President Obama explained America’s military involvement in Libya in a speech last night:
Defending the first war launched on his watch, President Barack Obama declared Monday night that the United States intervened in Libya to prevent a slaughter of civilians that would have stained the world’s conscience and “been a betrayal of who we are.” Yet he ruled out targeting Moammar Gadhafi, warning that trying to oust him militarily would be a costly mistake. Obama announced that NATO would take command over the entire Libya operation on Wednesday, keeping his pledge to get the U.S. out of the lead — but offering no estimate on when the conflict might end.
He never described the U.S.-led military campaign as a “war” and gave no details on its costs, but he offered an expansive case for why he believed it was in the national interest of the United States and allies to act.

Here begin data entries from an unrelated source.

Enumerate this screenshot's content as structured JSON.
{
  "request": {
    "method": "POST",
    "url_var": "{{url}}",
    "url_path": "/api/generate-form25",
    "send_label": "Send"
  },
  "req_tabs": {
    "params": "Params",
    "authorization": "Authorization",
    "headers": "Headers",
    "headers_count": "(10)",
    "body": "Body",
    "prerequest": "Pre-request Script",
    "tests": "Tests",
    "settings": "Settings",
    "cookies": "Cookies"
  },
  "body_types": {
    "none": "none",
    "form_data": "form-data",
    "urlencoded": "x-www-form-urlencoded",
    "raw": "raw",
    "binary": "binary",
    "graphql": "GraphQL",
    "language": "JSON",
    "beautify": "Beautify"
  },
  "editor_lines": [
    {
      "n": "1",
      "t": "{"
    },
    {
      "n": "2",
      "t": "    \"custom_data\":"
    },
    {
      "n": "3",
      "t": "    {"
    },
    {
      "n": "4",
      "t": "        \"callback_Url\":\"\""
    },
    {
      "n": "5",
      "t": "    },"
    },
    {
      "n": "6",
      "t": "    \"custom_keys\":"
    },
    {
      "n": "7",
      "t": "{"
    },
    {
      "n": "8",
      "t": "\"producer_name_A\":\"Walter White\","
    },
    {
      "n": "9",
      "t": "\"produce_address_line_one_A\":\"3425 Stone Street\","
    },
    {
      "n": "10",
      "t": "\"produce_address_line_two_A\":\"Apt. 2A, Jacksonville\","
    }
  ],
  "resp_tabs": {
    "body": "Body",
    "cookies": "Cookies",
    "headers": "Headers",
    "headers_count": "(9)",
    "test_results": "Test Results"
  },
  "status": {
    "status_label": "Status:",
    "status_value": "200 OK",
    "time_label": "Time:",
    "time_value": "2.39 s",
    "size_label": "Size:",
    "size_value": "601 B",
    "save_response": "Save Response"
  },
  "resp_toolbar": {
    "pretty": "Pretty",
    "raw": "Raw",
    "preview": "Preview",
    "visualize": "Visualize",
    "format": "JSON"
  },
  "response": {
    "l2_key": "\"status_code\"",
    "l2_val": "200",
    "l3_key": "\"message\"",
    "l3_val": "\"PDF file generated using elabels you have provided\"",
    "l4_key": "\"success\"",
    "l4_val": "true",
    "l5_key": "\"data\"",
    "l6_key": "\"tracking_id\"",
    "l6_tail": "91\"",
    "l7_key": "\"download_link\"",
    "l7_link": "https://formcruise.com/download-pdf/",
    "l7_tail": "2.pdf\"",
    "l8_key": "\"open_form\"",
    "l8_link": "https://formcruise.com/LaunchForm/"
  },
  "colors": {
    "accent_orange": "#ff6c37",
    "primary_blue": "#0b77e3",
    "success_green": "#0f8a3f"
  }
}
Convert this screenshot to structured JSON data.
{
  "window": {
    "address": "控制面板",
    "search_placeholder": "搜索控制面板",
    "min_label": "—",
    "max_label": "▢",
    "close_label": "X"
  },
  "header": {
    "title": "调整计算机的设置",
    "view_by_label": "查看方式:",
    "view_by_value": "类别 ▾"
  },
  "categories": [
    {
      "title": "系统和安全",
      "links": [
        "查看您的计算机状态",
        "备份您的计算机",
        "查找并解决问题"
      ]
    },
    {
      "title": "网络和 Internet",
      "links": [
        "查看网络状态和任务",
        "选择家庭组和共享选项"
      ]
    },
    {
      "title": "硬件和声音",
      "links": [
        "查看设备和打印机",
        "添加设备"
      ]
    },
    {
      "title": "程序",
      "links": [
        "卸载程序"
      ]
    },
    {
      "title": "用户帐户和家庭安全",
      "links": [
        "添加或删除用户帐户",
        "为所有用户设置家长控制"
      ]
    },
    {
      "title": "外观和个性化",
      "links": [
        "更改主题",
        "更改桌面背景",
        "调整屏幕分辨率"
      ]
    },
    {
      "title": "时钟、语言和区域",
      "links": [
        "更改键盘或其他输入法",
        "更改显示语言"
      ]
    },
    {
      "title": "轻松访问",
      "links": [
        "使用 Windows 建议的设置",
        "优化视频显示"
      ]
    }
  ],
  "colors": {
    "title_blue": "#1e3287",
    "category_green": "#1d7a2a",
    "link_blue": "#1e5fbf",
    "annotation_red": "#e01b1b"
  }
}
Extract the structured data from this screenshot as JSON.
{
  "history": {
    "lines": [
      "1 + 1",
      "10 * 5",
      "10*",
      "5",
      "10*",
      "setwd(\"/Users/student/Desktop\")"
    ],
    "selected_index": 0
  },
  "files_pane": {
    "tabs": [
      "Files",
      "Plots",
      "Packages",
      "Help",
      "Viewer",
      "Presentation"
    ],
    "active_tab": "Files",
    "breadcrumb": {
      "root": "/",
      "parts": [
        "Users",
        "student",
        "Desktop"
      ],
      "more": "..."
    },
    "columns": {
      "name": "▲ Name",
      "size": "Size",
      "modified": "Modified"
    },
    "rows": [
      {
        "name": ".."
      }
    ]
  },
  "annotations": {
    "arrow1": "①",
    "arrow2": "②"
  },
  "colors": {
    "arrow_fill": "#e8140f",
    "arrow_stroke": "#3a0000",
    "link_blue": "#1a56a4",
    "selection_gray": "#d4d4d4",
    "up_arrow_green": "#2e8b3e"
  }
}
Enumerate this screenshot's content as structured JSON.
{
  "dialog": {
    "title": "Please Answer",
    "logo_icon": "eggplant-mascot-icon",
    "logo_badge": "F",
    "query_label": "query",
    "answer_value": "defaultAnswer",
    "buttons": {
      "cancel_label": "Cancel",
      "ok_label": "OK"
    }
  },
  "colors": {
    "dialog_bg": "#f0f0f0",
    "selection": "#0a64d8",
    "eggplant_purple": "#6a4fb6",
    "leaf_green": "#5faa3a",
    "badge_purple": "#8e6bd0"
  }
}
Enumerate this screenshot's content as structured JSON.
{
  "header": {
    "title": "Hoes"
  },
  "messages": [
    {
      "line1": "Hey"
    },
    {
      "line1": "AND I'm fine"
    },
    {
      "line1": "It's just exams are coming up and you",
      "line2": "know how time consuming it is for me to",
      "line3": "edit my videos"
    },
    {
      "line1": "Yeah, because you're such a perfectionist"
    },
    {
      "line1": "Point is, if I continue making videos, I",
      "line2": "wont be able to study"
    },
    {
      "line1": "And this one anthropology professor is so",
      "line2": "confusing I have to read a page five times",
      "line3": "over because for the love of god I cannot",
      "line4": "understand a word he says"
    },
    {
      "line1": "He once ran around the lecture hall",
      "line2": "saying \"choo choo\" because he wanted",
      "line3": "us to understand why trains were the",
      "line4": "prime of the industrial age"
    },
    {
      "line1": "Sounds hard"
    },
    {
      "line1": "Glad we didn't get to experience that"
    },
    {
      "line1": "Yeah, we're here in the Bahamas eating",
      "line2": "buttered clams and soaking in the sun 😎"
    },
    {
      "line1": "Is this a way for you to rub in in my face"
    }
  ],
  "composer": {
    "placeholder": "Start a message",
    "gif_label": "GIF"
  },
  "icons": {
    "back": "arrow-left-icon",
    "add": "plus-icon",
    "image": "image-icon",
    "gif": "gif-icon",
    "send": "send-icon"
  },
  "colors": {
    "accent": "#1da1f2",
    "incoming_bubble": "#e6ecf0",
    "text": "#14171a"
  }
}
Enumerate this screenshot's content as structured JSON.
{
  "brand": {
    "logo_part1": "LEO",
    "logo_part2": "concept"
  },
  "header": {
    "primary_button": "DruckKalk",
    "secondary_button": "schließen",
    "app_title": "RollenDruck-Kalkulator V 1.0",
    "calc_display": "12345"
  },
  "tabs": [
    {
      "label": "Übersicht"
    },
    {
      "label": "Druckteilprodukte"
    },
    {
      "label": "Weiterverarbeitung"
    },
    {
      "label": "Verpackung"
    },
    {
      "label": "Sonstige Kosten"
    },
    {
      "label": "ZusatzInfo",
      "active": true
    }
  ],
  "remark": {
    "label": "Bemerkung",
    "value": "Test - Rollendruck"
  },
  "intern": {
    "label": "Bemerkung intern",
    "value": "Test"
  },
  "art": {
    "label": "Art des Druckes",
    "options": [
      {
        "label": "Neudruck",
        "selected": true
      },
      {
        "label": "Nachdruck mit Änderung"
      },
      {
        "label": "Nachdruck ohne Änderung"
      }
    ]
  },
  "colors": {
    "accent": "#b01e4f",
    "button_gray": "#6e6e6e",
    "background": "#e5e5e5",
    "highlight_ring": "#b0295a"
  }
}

In blunt terms, Obama said the U.S.-led response had stopped Gadhafi’s advances and halted a slaughter he warned could have shaken the stability of an entire region.
“To brush aside America’s responsibility as a leader and — more profoundly — our responsibilities to our fellow human beings under such circumstances would have been a betrayal of who we are,” Obama said. “Some nations may be able to turn a blind eye to atrocities in other countries. The United States of America is different. And as president, I refused to wait for the images of slaughter and mass graves before taking action.”
From the Washington Post
Two of Victor Davis Hanson’s observations about our new war:
6) It’s Only Congress. Both Bushes went to the U.S. Congress before they bombed and invaded. Clinton and Obama did not. Is there a pattern here? The liberal War Powers Act is a good brake on conservative Strangloves, but a mere nuisance to humanitarian liberal McNamaras? We can argue over the need to get congressional approval before major military operations (I think we must), but I don’t think in my lifetime a U.S. president has ever asked for both a UN and Arab League OK — and not the sanction of the Congress of his own country (e.g., our reps were voted in, theirs were not). That paradox is also unsustainable. At some point the president will either 1) ignore the limitations of the UN and Arab League mandated no-fly-zones (while praising them to the skies); or 2) get so involved that when he finally goes to Congress, Libya is a fait accompli in the way Clinton finessed it during the Balkan bombing. (I am still waiting for Joe Biden to go to Congress to impeach his boss, as he once boasted twice that he would do if any president bombed a Middle East country without congressional approval. Or for that matter, I am still waiting for Senator Obama to demand that President Obama get approval from his peers before, not after, bombing.)
7) Oh, So that Was What Iraq Was About. Libya is now an exegesis of the Iraq War. By now we know that the Bush-Cheney “shredding” of the Constitution (e.g., tribunals, wiretaps, intercepts, renditions, preventative detention, Predator drones, and Guantanamo Bay) was simply a liberal talking point. Why do we know that? Because Obama has either embraced or expanded all of those anti-terrorism protocols, and even hired the very lawyers and deans to legitimize them who used to sue the government to stop them. But Libya was the capstone of the entire liberal reset. When the MSNBC talking heads now support bombing an oil-producing Muslim Arab country that does not threaten our national security — without congressional approval, and with fewer allies than went with us to Afghanistan and Iraq — then we realize the entire Iraq hysteria was simply partisan politics, not about principles. That’s why we won’t see Rendition II at the movies, a return of Cindy Sheehan to network news, or Michael Moore in the VIP seats at the 2012 Democratic convention.
Supporters of the wars in Iraq and Afghanistan, do you support the war in Libya also? Opponents of the wars in Iraq and Afghanistan, are you supporting this one, since it is Obama’s war rather than Bush’s war? Those of you who support the humanitarian mission of this conflict, do you think the President has been following the right process, acting at the behest of the UN rather than Congress and turning over command to other countries?
And, finally, how do you think this will turn out? A quick engagement, overthrowing Gadaffi and then we leave, having set Libya free? Or will this turn into another quagmire?